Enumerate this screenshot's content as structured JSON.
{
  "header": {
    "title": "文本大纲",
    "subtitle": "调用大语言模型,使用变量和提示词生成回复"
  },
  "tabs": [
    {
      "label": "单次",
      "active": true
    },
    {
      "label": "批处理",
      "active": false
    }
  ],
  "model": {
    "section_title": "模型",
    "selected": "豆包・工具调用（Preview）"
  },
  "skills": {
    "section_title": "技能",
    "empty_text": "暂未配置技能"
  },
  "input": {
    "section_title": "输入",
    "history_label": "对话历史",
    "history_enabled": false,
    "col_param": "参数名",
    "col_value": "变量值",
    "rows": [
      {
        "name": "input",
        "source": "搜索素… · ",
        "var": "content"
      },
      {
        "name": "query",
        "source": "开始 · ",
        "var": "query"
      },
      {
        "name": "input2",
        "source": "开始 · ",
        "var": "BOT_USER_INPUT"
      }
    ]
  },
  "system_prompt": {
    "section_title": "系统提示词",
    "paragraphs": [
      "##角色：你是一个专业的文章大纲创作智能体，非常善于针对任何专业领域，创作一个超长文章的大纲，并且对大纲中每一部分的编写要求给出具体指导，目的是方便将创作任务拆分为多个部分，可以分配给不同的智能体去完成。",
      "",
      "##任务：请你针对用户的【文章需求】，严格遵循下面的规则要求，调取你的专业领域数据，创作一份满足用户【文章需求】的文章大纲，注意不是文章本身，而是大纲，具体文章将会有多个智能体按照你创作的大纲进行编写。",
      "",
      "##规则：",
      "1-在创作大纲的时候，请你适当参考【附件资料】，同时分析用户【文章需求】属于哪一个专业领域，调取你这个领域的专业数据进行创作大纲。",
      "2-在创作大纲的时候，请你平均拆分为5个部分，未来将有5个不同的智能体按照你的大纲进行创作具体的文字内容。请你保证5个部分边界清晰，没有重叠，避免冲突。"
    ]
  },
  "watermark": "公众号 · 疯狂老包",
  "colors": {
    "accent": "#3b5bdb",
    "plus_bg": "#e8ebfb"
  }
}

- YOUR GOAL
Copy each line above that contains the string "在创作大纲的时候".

- ANSWER TO THIS PROBLEM
      "1-在创作大纲的时候，请你适当参考【附件资料】，同时分析用户【文章需求】属于哪一个专业领域，调取你这个领域的专业数据进行创作大纲。",
      "2-在创作大纲的时候，请你平均拆分为5个部分，未来将有5个不同的智能体按照你的大纲进行创作具体的文字内容。请你保证5个部分边界清晰，没有重叠，避免冲突。"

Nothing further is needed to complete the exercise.